   Paloma Garcia Lee (Meg) had been with the company for only two years, but she held a rather distinctive title. She was the youngest person ever to be hired for the production. It seems she was only one and a half years old when the tour started. Kind of puts things in perspective.

   Mr. Gleason’s closing remarks were about the important people who couldn’t be there that evening so they’d done the next best thing—they sent their congratulations and thanks by way of notes. Sir Cameron Mackintosh, the producer, had his read to the performers back stage. He also put on a party for them after the performance. Hal Prince, the director, had his read to the audience.

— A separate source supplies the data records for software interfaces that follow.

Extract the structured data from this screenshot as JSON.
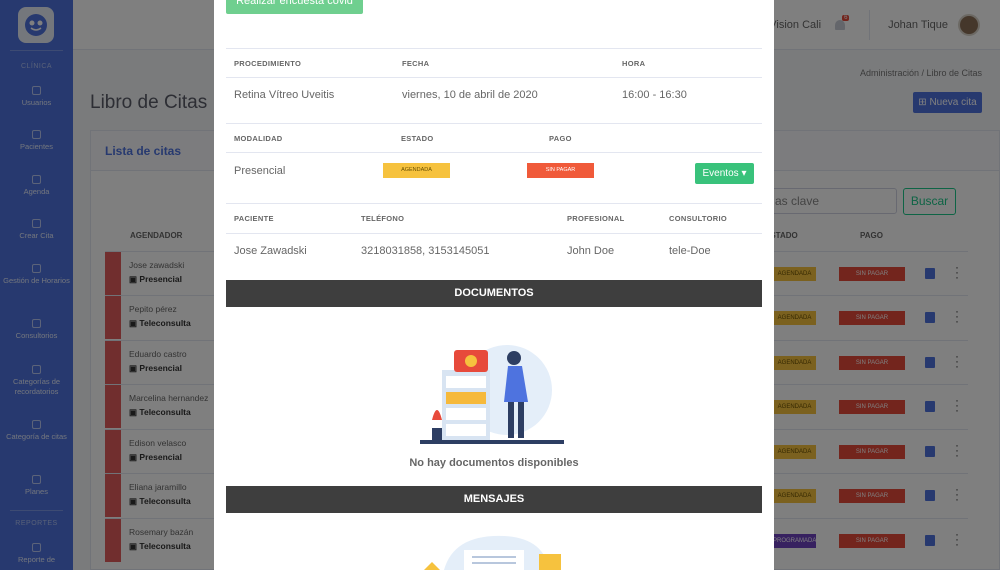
{
  "sidebar": {
    "section_clinica": "CLÍNICA",
    "section_reportes": "REPORTES",
    "items": [
      {
        "label": "Usuarios"
      },
      {
        "label": "Pacientes"
      },
      {
        "label": "Agenda"
      },
      {
        "label": "Crear Cita"
      },
      {
        "label": "Gestión de Horarios"
      },
      {
        "label": "Consultorios"
      },
      {
        "label": "Categorías de recordatorios"
      },
      {
        "label": "Categoría de citas"
      },
      {
        "label": "Planes"
      },
      {
        "label": "Reporte de"
      }
    ]
  },
  "topbar": {
    "org": "Vision Cali",
    "notifications": "6",
    "user": "Johan Tique"
  },
  "breadcrumb": "Administración / Libro de Citas",
  "page_title": "Libro de Citas",
  "new_button": "Nueva cita",
  "card_title": "Lista de citas",
  "search": {
    "value": "as clave",
    "button": "Buscar"
  },
  "table": {
    "headers": {
      "agendador": "AGENDADOR",
      "estado": "ESTADO",
      "pago": "PAGO"
    },
    "rows": [
      {
        "name": "Jose zawadski",
        "modality": "Presencial",
        "estado": "AGENDADA",
        "pago": "SIN PAGAR"
      },
      {
        "name": "Pepito pérez",
        "modality": "Teleconsulta",
        "estado": "AGENDADA",
        "pago": "SIN PAGAR"
      },
      {
        "name": "Eduardo castro",
        "modality": "Presencial",
        "estado": "AGENDADA",
        "pago": "SIN PAGAR"
      },
      {
        "name": "Marcelina hernandez",
        "modality": "Teleconsulta",
        "estado": "AGENDADA",
        "pago": "SIN PAGAR"
      },
      {
        "name": "Edison velasco",
        "modality": "Presencial",
        "estado": "AGENDADA",
        "pago": "SIN PAGAR"
      },
      {
        "name": "Eliana jaramillo",
        "modality": "Teleconsulta",
        "estado": "AGENDADA",
        "pago": "SIN PAGAR"
      },
      {
        "name": "Rosemary bazán",
        "modality": "Teleconsulta",
        "estado": "PROGRAMADA",
        "pago": "SIN PAGAR"
      }
    ]
  },
  "modal": {
    "survey_button": "Realizar encuesta covid",
    "labels": {
      "procedimiento": "PROCEDIMIENTO",
      "fecha": "FECHA",
      "hora": "HORA",
      "modalidad": "MODALIDAD",
      "estado": "ESTADO",
      "pago": "PAGO",
      "paciente": "PACIENTE",
      "telefono": "TELÉFONO",
      "profesional": "PROFESIONAL",
      "consultorio": "CONSULTORIO"
    },
    "values": {
      "procedimiento": "Retina Vítreo Uveitis",
      "fecha": "viernes, 10 de abril de 2020",
      "hora": "16:00 - 16:30",
      "modalidad": "Presencial",
      "estado": "AGENDADA",
      "pago": "SIN PAGAR",
      "paciente": "Jose Zawadski",
      "telefono": "3218031858, 3153145051",
      "profesional": "John Doe",
      "consultorio": "tele-Doe"
    },
    "eventos_button": "Eventos",
    "documents_title": "DOCUMENTOS",
    "no_documents": "No hay documentos disponibles",
    "messages_title": "MENSAJES"
  },
  "colors": {
    "primary": "#4e73df",
    "success": "#39c27b",
    "warning": "#f6c23e",
    "danger": "#e74a3b",
    "dark_bar": "#3e3e3e"
  }
}
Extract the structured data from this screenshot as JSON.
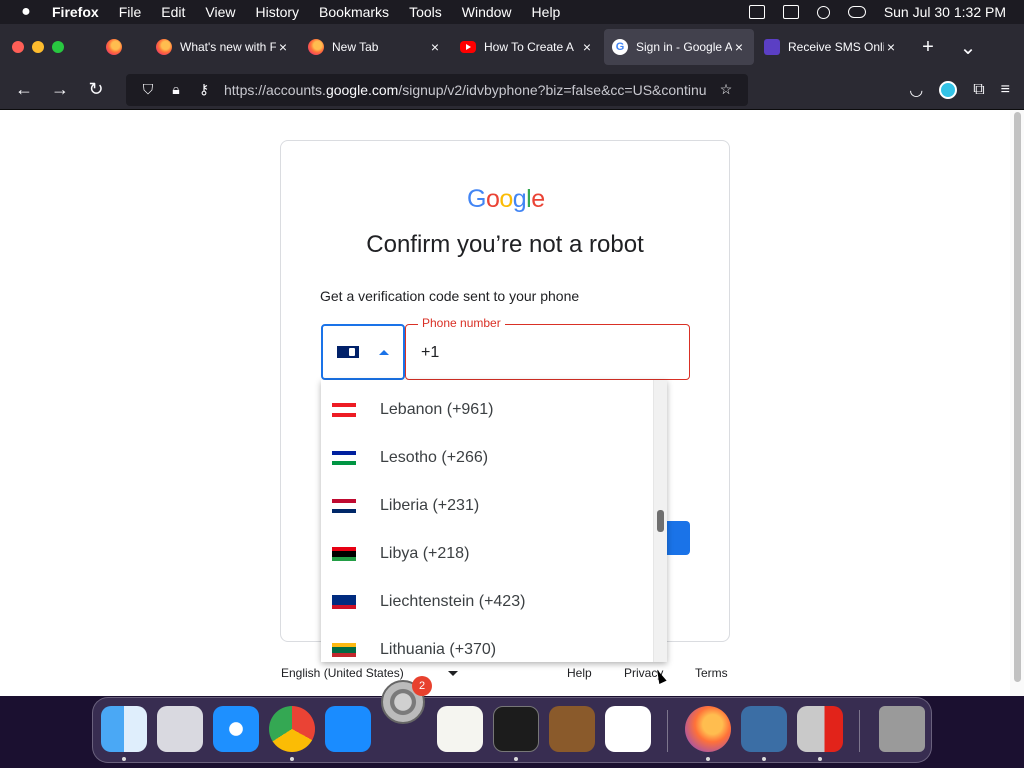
{
  "menubar": {
    "app_name": "Firefox",
    "menus": [
      "File",
      "Edit",
      "View",
      "History",
      "Bookmarks",
      "Tools",
      "Window",
      "Help"
    ],
    "datetime": "Sun Jul 30  1:32 PM"
  },
  "tabs": [
    {
      "title": "What's new with F",
      "favicon": "firefox-icon",
      "active": false
    },
    {
      "title": "New Tab",
      "favicon": "firefox-icon",
      "active": false
    },
    {
      "title": "How To Create A",
      "favicon": "youtube-icon",
      "active": false
    },
    {
      "title": "Sign in - Google A",
      "favicon": "google-icon",
      "active": true
    },
    {
      "title": "Receive SMS Onli",
      "favicon": "sms-site-icon",
      "active": false
    }
  ],
  "urlbar": {
    "prefix": "https://accounts.",
    "domain": "google.com",
    "suffix": "/signup/v2/idvbyphone?biz=false&cc=US&continu"
  },
  "card": {
    "logo_letters": [
      "G",
      "o",
      "o",
      "g",
      "l",
      "e"
    ],
    "title": "Confirm you’re not a robot",
    "subtitle": "Get a verification code sent to your phone",
    "phone_label": "Phone number",
    "phone_value": "+1"
  },
  "country_dropdown": {
    "items": [
      {
        "label": "Lebanon (+961)",
        "flag_colors": [
          "#ed1c24",
          "#ffffff",
          "#ed1c24"
        ]
      },
      {
        "label": "Lesotho (+266)",
        "flag_colors": [
          "#00209f",
          "#ffffff",
          "#009543"
        ]
      },
      {
        "label": "Liberia (+231)",
        "flag_colors": [
          "#bf0a30",
          "#ffffff",
          "#002868"
        ]
      },
      {
        "label": "Libya (+218)",
        "flag_colors": [
          "#e70013",
          "#000000",
          "#239e46"
        ]
      },
      {
        "label": "Liechtenstein (+423)",
        "flag_colors": [
          "#002b7f",
          "#002b7f",
          "#ce1126"
        ]
      },
      {
        "label": "Lithuania (+370)",
        "flag_colors": [
          "#fdb913",
          "#006a44",
          "#c1272d"
        ]
      }
    ]
  },
  "footer": {
    "language": "English (United States)",
    "links": [
      "Help",
      "Privacy",
      "Terms"
    ]
  },
  "dock": {
    "settings_badge": "2",
    "apps": [
      "finder-icon",
      "launchpad-icon",
      "safari-icon",
      "chrome-icon",
      "app-store-icon",
      "system-settings-icon",
      "textedit-icon",
      "terminal-icon",
      "garageband-icon",
      "vscode-icon",
      "firefox-icon",
      "virtualbox-icon",
      "parallels-icon",
      "trash-icon"
    ]
  }
}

   Sir Andrew Lloyd Webber didn’t send a congratulatory note because he was there in person that evening. I have expressed in different ways how crazy the audience was that night, so I can’t find any more adverbs to describe what happened next. I believe they quieted down only out of respect for the creator of such beloved music.

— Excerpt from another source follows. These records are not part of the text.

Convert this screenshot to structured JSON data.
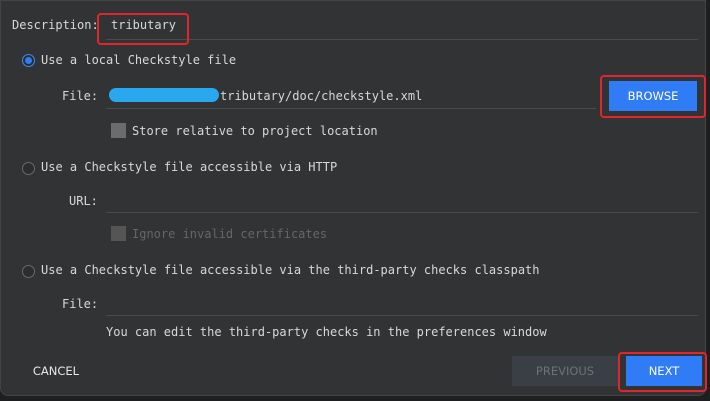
{
  "description": {
    "label": "Description:",
    "value": "tributary"
  },
  "local": {
    "label": "Use a local Checkstyle file",
    "selected": true,
    "file_label": "File:",
    "file_value": "tributary/doc/checkstyle.xml",
    "store_relative": "Store relative to project location",
    "browse": "BROWSE"
  },
  "http": {
    "label": "Use a Checkstyle file accessible via HTTP",
    "url_label": "URL:",
    "url_value": "",
    "ignore_certs": "Ignore invalid certificates"
  },
  "classpath": {
    "label": "Use a Checkstyle file accessible via the third-party checks classpath",
    "file_label": "File:",
    "file_value": "",
    "note": "You can edit the third-party checks in the preferences window"
  },
  "footer": {
    "cancel": "CANCEL",
    "previous": "PREVIOUS",
    "next": "NEXT"
  },
  "colors": {
    "accent": "#2f7cf6",
    "highlight": "#e0262a",
    "redaction": "#29a8f0"
  }
}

   Sir Webber didn’t say much, but what he did say was important. After expressing his appreciation to all involved with the production and to the phans, he announced that they are anticipating a revival of “The Phantom of the Opera” tour sometime in the future. That information brought about such a roar that it nearly raised the roof off the theatre. His final words introduced the woman he wrote the role of Christine for, Sarah Brightman. Another round of applause and screams followed. We might have been a rather noisy audience, but how else could we express our appreciation and say thank you for the breathtaking music of “The Phantom of the Opera”?

   As we walked away from that unique evening, the Phantom’s final refrain floated through my mind and heart: “It’s over now, the music of the night.” Those lyrics had special meaning that night of the Farewell Phantom performance. The music was over for those in the U.S., unless they can travel to New York to see it on Broadway or to Las Vegas to see a 90 minute version of it—that I understand is phenomenal and I plan to see soon. Also, there is the hope that they will revive the tour in the years ahead. But until then, the spectacular vision of Sir Andrew Lloyd Webber’s “The Phantom of the Opera” will have to remain in the minds and hearts of Phantom phans everywhere.  

By Theodora Bruns